For example, the more jagged the shape of a microplastic, the more damage it does to the digestive tract of fish and other creatures. The same goes for size – the smaller the particle, the better able it’s able to slip out of the digestive tract and into the body, where it can irritate internal organs and cause harmful inflammation.
So what can we do?
The very nature of microplastics makes cleanup impossible. They are so tiny and so widespread that there is no way to remove them from the lakes. However, we can cut down the number of larger bits of plastic that find their way into the lakes. There’s a new fleet of remote-controlled robots coming to Great Lakes shorelines in spring of 2023 that will do just that.
The bots will collect plastic pollution from both the shoreline and the water as part of a larger binational effort called the Great Lakes Plastic Cleanup initiative. The effort includes installing in marinas something called Seabins – devices that look like trash cans in the water but behave like vacuum cleaners that can suck pieces of plastic out of the water. We can also take our cue from Great Lakes residents who have installed special filters on their washing machines to remove plastic microfibers from the machines’ waste water.
“Although washing our clothes in washing machines is just one source of microfibers to the environment, we know that it’s a significant source,” Chelsea Rochman, a microplastics researcher at the University of Toronto, told Great Lakes Now. “In the city of Toronto, we estimate as many as 23 to 36 trillion microfibers may be emitted to Lake Ontario watersheds each year.”
We can also support efforts to ban single use plastics and reduce our use of plastic by finding alternatives such as glass or paper. Some companies are starting to replace single-use plastic items with biodegradable alternatives made from a range of materials – trees, sugar cane and shrimp shells to name a few.
But the problem with such materials is that they decay only at very high temperatures — typically 50º Celsius (122º Fahrenheit). Plus, those high temperatures must be maintained for several weeks for microbes to do their job.

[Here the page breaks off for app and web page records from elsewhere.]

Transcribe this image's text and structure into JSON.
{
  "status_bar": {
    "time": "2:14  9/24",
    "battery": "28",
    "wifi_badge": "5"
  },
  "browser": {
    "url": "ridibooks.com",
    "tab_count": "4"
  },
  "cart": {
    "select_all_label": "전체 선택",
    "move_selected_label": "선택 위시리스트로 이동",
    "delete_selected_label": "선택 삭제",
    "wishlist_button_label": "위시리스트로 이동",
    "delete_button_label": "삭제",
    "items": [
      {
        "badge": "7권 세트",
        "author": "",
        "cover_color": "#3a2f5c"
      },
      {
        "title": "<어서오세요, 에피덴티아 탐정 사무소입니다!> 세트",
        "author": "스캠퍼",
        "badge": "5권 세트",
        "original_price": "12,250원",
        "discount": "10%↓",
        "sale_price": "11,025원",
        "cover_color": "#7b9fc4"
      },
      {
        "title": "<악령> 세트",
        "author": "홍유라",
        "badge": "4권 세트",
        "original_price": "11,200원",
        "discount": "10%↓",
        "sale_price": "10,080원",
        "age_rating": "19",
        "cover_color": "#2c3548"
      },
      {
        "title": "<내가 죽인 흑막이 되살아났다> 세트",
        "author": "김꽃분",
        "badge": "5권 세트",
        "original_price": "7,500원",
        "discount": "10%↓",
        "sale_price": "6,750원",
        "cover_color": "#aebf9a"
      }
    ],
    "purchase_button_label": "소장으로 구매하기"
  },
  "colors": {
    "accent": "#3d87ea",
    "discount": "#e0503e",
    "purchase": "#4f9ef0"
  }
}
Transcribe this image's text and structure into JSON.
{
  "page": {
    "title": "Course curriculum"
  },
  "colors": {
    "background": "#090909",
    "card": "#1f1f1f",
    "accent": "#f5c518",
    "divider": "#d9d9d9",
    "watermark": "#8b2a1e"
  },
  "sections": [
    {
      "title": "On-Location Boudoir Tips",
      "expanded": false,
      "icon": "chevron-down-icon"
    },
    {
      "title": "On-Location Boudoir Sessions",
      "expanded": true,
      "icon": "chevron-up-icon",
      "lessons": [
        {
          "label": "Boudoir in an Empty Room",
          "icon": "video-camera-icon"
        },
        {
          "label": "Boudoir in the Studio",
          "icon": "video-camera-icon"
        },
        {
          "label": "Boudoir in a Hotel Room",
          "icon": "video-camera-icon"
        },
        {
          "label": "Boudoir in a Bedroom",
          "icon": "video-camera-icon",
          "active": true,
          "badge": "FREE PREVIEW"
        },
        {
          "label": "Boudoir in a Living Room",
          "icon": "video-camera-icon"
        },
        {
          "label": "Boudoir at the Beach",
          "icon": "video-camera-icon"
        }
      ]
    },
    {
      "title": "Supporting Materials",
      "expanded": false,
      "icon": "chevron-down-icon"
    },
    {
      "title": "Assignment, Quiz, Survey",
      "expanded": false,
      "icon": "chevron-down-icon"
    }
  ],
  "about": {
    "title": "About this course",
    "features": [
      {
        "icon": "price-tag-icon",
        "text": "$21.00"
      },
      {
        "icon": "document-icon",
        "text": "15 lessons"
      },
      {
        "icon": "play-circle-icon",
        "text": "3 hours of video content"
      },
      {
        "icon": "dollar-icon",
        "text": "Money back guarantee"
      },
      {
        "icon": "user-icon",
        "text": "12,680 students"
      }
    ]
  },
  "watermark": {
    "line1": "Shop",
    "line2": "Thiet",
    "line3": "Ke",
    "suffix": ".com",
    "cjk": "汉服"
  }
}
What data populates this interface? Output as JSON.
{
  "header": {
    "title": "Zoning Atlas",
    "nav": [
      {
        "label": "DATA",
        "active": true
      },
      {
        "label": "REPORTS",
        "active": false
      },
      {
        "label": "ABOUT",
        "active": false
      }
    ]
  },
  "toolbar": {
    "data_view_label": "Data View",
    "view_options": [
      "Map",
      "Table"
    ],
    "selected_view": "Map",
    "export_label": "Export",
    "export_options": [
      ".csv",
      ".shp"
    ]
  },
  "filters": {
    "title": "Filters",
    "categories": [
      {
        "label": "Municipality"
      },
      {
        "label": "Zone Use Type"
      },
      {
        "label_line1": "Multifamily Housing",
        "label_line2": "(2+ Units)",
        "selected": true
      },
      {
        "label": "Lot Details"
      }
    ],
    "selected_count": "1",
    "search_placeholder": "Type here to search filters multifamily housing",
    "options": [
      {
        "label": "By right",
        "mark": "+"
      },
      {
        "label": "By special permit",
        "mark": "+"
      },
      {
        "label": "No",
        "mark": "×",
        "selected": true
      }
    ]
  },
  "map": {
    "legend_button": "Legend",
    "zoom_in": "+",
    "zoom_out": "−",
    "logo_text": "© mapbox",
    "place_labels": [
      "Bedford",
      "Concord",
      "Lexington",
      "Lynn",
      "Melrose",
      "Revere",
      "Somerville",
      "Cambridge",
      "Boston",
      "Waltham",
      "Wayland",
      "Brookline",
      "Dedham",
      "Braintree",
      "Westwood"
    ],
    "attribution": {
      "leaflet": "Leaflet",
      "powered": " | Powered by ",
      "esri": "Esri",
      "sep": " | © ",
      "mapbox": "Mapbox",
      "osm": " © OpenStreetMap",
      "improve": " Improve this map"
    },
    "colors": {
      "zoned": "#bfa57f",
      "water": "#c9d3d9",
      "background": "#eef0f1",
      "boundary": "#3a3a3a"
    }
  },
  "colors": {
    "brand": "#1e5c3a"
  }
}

Some cities have industrial compost systems that meet those conditions. But many do not. Instead, biodegradable plastic items often end up in a cold lake where they can take decades or even centuries to break down, depending on the type of plastic.
Obviously microplastic pollution is a complicated problem that will take great effort to solve. But if we want to mitigate our reputation with future generations, we must find a way to avoid being “that horrible group of humans.”
Catch more news at Great Lakes Now:
Featured image: Plastics and microplastics on a beach (Great Lakes Now Episode 1004)